Working holidays is a fact of life in many occupations, and the airlines are no different in that regard. But, when you work a job where you can go home after your shift, it’s much easier to swallow, especially if you get premium pay. A little-known fact is that more airlines do not pay a premium for holiday pay than those that do, and that just adds insult to injury. Those that do often have no problem finding volunteers.

If there is a benefit to working holidays, it may be a reduced schedule. Flights are usually reduced on certain days, and that may create fewer trips. If the overall schedule is large enough, it may be possible for the company to build a lot of shorter (one -and two-day) trips, or a lot of trips with a split a.m./p.m. schedule that allow at least part of the day to be spent at home.

If you are a commuter, one of the first things you will do when looking at trips for November and December is to try to find one that overnights in your home town or the town of family. In fact, if you’re really lucky, you might score a layover that gives you a full day off at home for a holiday, for which you might be getting paid.

Fly for the airlines long enough, and you will undoubtedly meet someone who clearly has the seniority to be off for a holiday but chooses to work it. I can’t remember if I was a first officer or a captain at the time, but I had to work Thanksgiving early in my career, and one of our most senior captains (one of the top three) was working. He had no kids at home anymore, and had decided to work so that a junior captain who probably had a family could be home. There have also been folks who have bid the holiday off, and then gone into work and picked up a trip from a fellow pilot as a surprise so that they could be home with their families. It’s a favor I’d like to pass on someday myself.

As with any career, the airlines have their downsides, and working holidays can be depressing, especially when you’ve done it several years in a row. Some have pretty stringent policies in place to prevent abuse of sick time, but the reality is that at some point you will most likely have to do it, and most of the time, your fellow employees will be in a good mood that becomes contagious. The passengers may not show as much appreciation as you’d like, but rest assured that they have a tremendous amount of gratitude for your work.

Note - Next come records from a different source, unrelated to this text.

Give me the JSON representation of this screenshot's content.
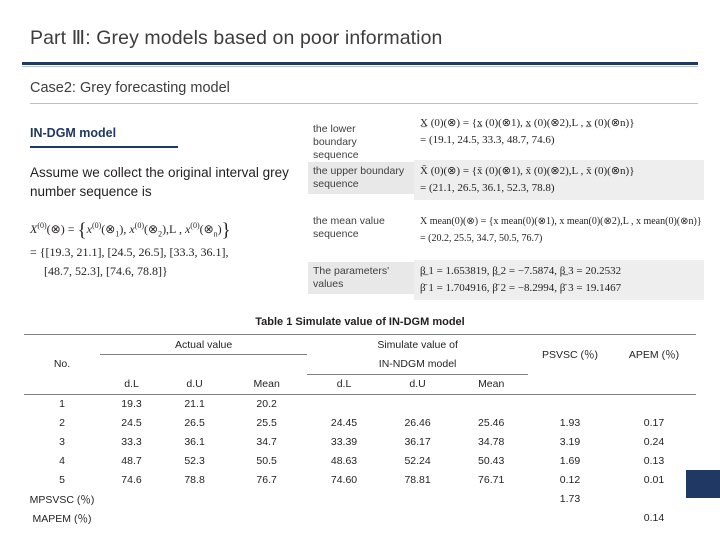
{
  "slide": {
    "title": "Part Ⅲ: Grey models based on poor information",
    "case_heading": "Case2: Grey forecasting model",
    "model_label": "IN-DGM model",
    "assume_text": "Assume we collect the original interval grey number sequence is",
    "accent_color": "#1f3864"
  },
  "callouts": [
    {
      "label": "the lower boundary sequence"
    },
    {
      "label": "the upper boundary sequence"
    },
    {
      "label": "the mean value sequence"
    },
    {
      "label": "The parameters' values"
    }
  ],
  "left_formula": {
    "line1_a": "X",
    "line1_sup": "(0)",
    "line1_b": "(⊗) =",
    "line1_set": "{x",
    "line1_set_sup": "(0)",
    "line1_set_rest": "(⊗",
    "line1_sub1": "1",
    "line1_rest2": "), x",
    "line1_sup2": "(0)",
    "line1_rest3": "(⊗",
    "line1_sub2": "2",
    "line1_rest4": "),L , x",
    "line1_sup3": "(0)",
    "line1_rest5": "(⊗",
    "line1_subn": "n",
    "line1_rest6": ")}",
    "line2": "= {[19.3, 21.1], [24.5, 26.5], [33.3, 36.1],",
    "line3": "[48.7, 52.3], [74.6, 78.8]}"
  },
  "right_panels": {
    "lower": {
      "line1": "X̲ (0)(⊗) = {x̲ (0)(⊗1), x̲ (0)(⊗2),L , x̲ (0)(⊗n)}",
      "line2": "= (19.1, 24.5, 33.3, 48.7, 74.6)"
    },
    "upper": {
      "line1": "X̄ (0)(⊗) = {x̄ (0)(⊗1), x̄ (0)(⊗2),L , x̄ (0)(⊗n)}",
      "line2": "= (21.1, 26.5, 36.1, 52.3, 78.8)"
    },
    "mean": {
      "line1": "X mean(0)(⊗) = {x mean(0)(⊗1), x mean(0)(⊗2),L , x mean(0)(⊗n)}",
      "line2": "= (20.2, 25.5, 34.7, 50.5, 76.7)"
    },
    "params": {
      "line1": "β̲ 1 = 1.653819, β̲ 2 = −7.5874, β̲ 3 = 20.2532",
      "line2": "β̄ 1 = 1.704916, β̄ 2 = −8.2994, β̄ 3 = 19.1467"
    }
  },
  "table": {
    "caption": "Table 1 Simulate value of IN-DGM model",
    "group_headers": {
      "actual": "Actual value",
      "simulate_line1": "Simulate value of",
      "simulate_line2": "IN-NDGM model"
    },
    "columns": {
      "no": "No.",
      "actual_dl": "d.L",
      "actual_du": "d.U",
      "actual_mean": "Mean",
      "sim_dl": "d.L",
      "sim_du": "d.U",
      "sim_mean": "Mean",
      "psvsc": "PSVSC (％)",
      "apem": "APEM (％)"
    },
    "rows": [
      {
        "no": "1",
        "a_dl": "19.3",
        "a_du": "21.1",
        "a_mean": "20.2",
        "s_dl": "",
        "s_du": "",
        "s_mean": "",
        "psvsc": "",
        "apem": ""
      },
      {
        "no": "2",
        "a_dl": "24.5",
        "a_du": "26.5",
        "a_mean": "25.5",
        "s_dl": "24.45",
        "s_du": "26.46",
        "s_mean": "25.46",
        "psvsc": "1.93",
        "apem": "0.17"
      },
      {
        "no": "3",
        "a_dl": "33.3",
        "a_du": "36.1",
        "a_mean": "34.7",
        "s_dl": "33.39",
        "s_du": "36.17",
        "s_mean": "34.78",
        "psvsc": "3.19",
        "apem": "0.24"
      },
      {
        "no": "4",
        "a_dl": "48.7",
        "a_du": "52.3",
        "a_mean": "50.5",
        "s_dl": "48.63",
        "s_du": "52.24",
        "s_mean": "50.43",
        "psvsc": "1.69",
        "apem": "0.13"
      },
      {
        "no": "5",
        "a_dl": "74.6",
        "a_du": "78.8",
        "a_mean": "76.7",
        "s_dl": "74.60",
        "s_du": "78.81",
        "s_mean": "76.71",
        "psvsc": "0.12",
        "apem": "0.01"
      }
    ],
    "footer_rows": [
      {
        "label": "MPSVSC (％)",
        "value": "1.73"
      },
      {
        "label": "MAPEM (％)",
        "value": "0.14"
      }
    ]
  }
}
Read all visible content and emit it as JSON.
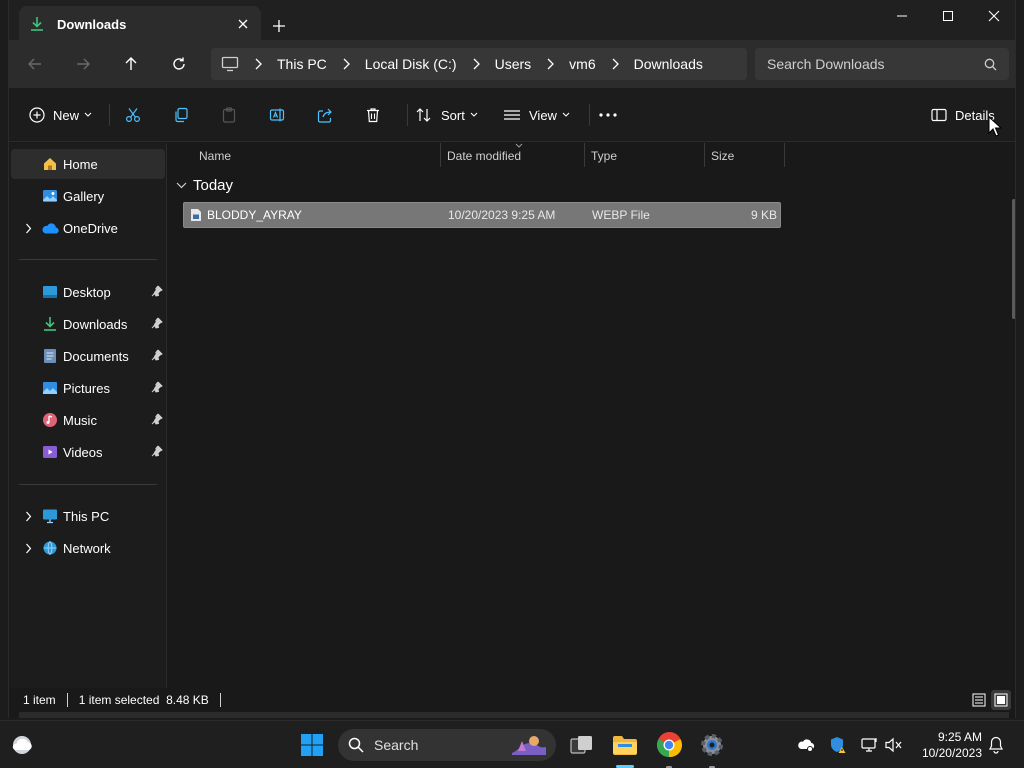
{
  "window": {
    "tab_title": "Downloads",
    "tab_icon": "download-icon"
  },
  "nav": {
    "breadcrumb": [
      "This PC",
      "Local Disk (C:)",
      "Users",
      "vm6",
      "Downloads"
    ],
    "search_placeholder": "Search Downloads"
  },
  "commands": {
    "new_label": "New",
    "sort_label": "Sort",
    "view_label": "View",
    "details_label": "Details"
  },
  "sidebar": {
    "home": "Home",
    "gallery": "Gallery",
    "onedrive": "OneDrive",
    "desktop": "Desktop",
    "downloads": "Downloads",
    "documents": "Documents",
    "pictures": "Pictures",
    "music": "Music",
    "videos": "Videos",
    "this_pc": "This PC",
    "network": "Network"
  },
  "columns": {
    "name": "Name",
    "date_modified": "Date modified",
    "type": "Type",
    "size": "Size"
  },
  "group": {
    "label": "Today"
  },
  "files": [
    {
      "name": "BLODDY_AYRAY",
      "date_modified": "10/20/2023 9:25 AM",
      "type": "WEBP File",
      "size": "9 KB"
    }
  ],
  "status": {
    "item_count": "1 item",
    "selection": "1 item selected  8.48 KB"
  },
  "taskbar": {
    "search_label": "Search",
    "time": "9:25 AM",
    "date": "10/20/2023"
  },
  "colors": {
    "accent": "#60cdff",
    "selected_row": "#777777",
    "window_bg": "#191919"
  }
}
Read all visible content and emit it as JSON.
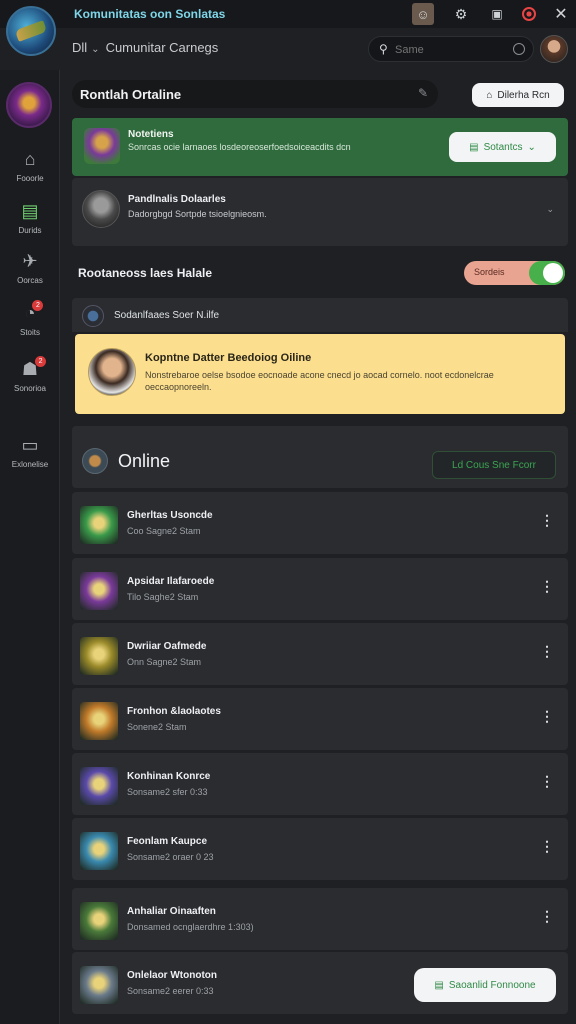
{
  "titlebar": {
    "title": "Komunitatas oon Sonlatas"
  },
  "header": {
    "crumb_left": "Dll",
    "crumb_right": "Cumunitar Carnegs",
    "search_placeholder": "Same"
  },
  "sidebar": {
    "items": [
      {
        "label": "Fooorle",
        "icon": "gamepad-icon"
      },
      {
        "label": "Durids",
        "icon": "message-icon",
        "active": true
      },
      {
        "label": "Oorcas",
        "icon": "rocket-icon"
      },
      {
        "label": "Stoits",
        "icon": "radar-icon",
        "badge": "2"
      },
      {
        "label": "Sonorioa",
        "icon": "users-icon",
        "badge": "2"
      },
      {
        "label": "Exlonelise",
        "icon": "screen-icon"
      }
    ]
  },
  "main": {
    "section_title": "Rontlah Ortaline",
    "top_button": "Dilerha Rcn",
    "notification": {
      "title": "Notetiens",
      "desc": "Sonrcas ocie larnaoes losdeoreoserfoedsoiceacdits dcn",
      "button": "Sotantcs"
    },
    "pending": {
      "title": "Pandlnalis Dolaarles",
      "desc": "Dadorgbgd Sortpde tsioelgnieosm."
    },
    "recommend": {
      "title": "Rootaneoss laes Halale",
      "toggle_label": "Sordeis"
    },
    "now_row": "Sodanlfaaes Soer N.ilfe",
    "feature": {
      "title": "Kopntne Datter Beedoiog Oiline",
      "desc": "Nonstrebaroe oelse bsodoe eocnoade acone cnecd jo aocad cornelo. noot ecdonelcrae oeccaopnoreeln."
    },
    "online": {
      "title": "Online",
      "button": "Ld Cous Sne Fcorr"
    },
    "friends": [
      {
        "name": "Gherltas Usoncde",
        "status": "Coo Sagne2 Stam",
        "thumb": "#3a9a4a"
      },
      {
        "name": "Apsidar Ilafaroede",
        "status": "Tilo Saghe2 Stam",
        "thumb": "#7a3a9a"
      },
      {
        "name": "Dwriiar Oafmede",
        "status": "Onn Sagne2 Stam",
        "thumb": "#9a8a2a"
      },
      {
        "name": "Fronhon &laolaotes",
        "status": "Sonene2 Stam",
        "thumb": "#c07a2a"
      },
      {
        "name": "Konhinan Konrce",
        "status": "Sonsame2 sfer 0:33",
        "thumb": "#5a4aaa"
      },
      {
        "name": "Feonlam Kaupce",
        "status": "Sonsame2 oraer 0 23",
        "thumb": "#3a8ab0"
      },
      {
        "name": "Anhaliar Oinaaften",
        "status": "Donsamed ocnglaerdhre 1:303)",
        "thumb": "#4a7a3a"
      },
      {
        "name": "Onlelaor Wtonoton",
        "status": "Sonsame2 eerer 0:33",
        "thumb": "#6a7a8a"
      }
    ],
    "bottom_button": "Saoanlid Fonnoone"
  }
}
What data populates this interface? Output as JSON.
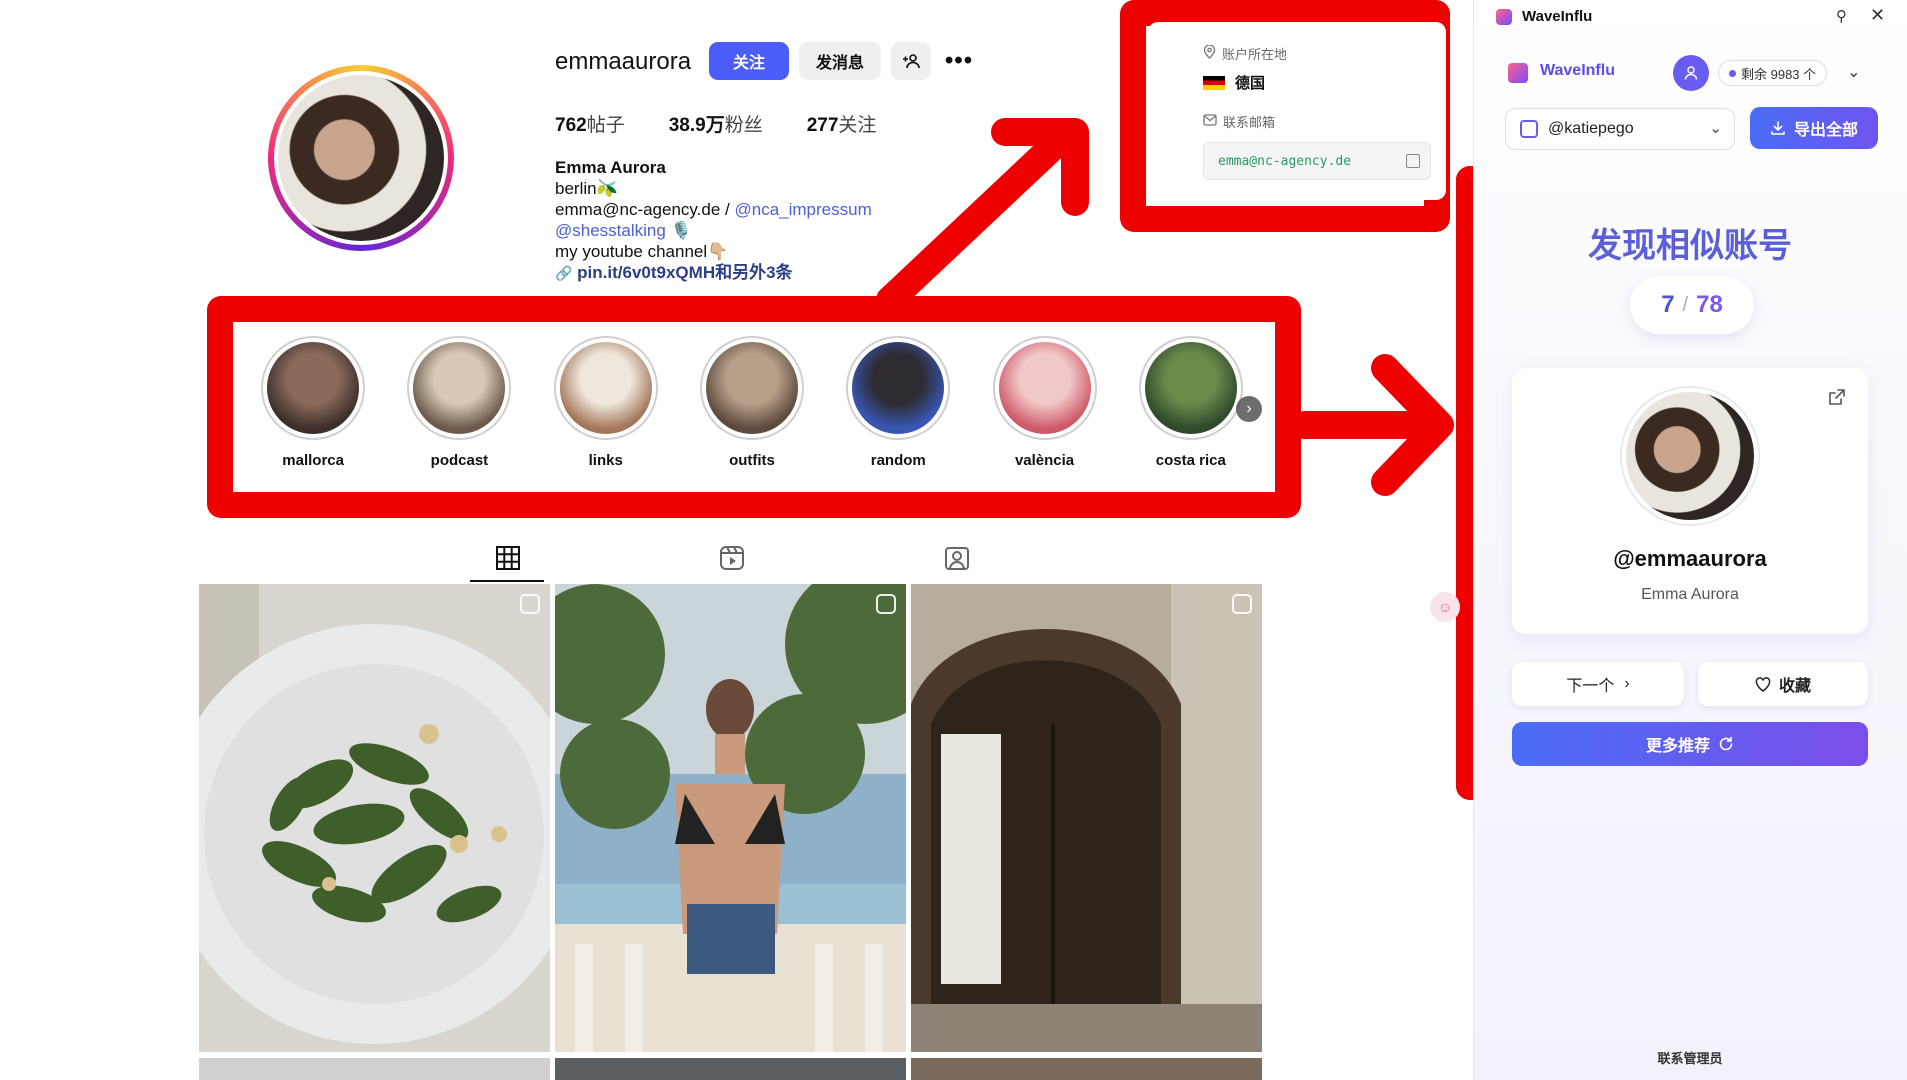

I’ve been on both sides of the cockpit door, and while I’d prefer being on the one taken where I want to go, it’s not always so bad to be the taker either.—Chip Wright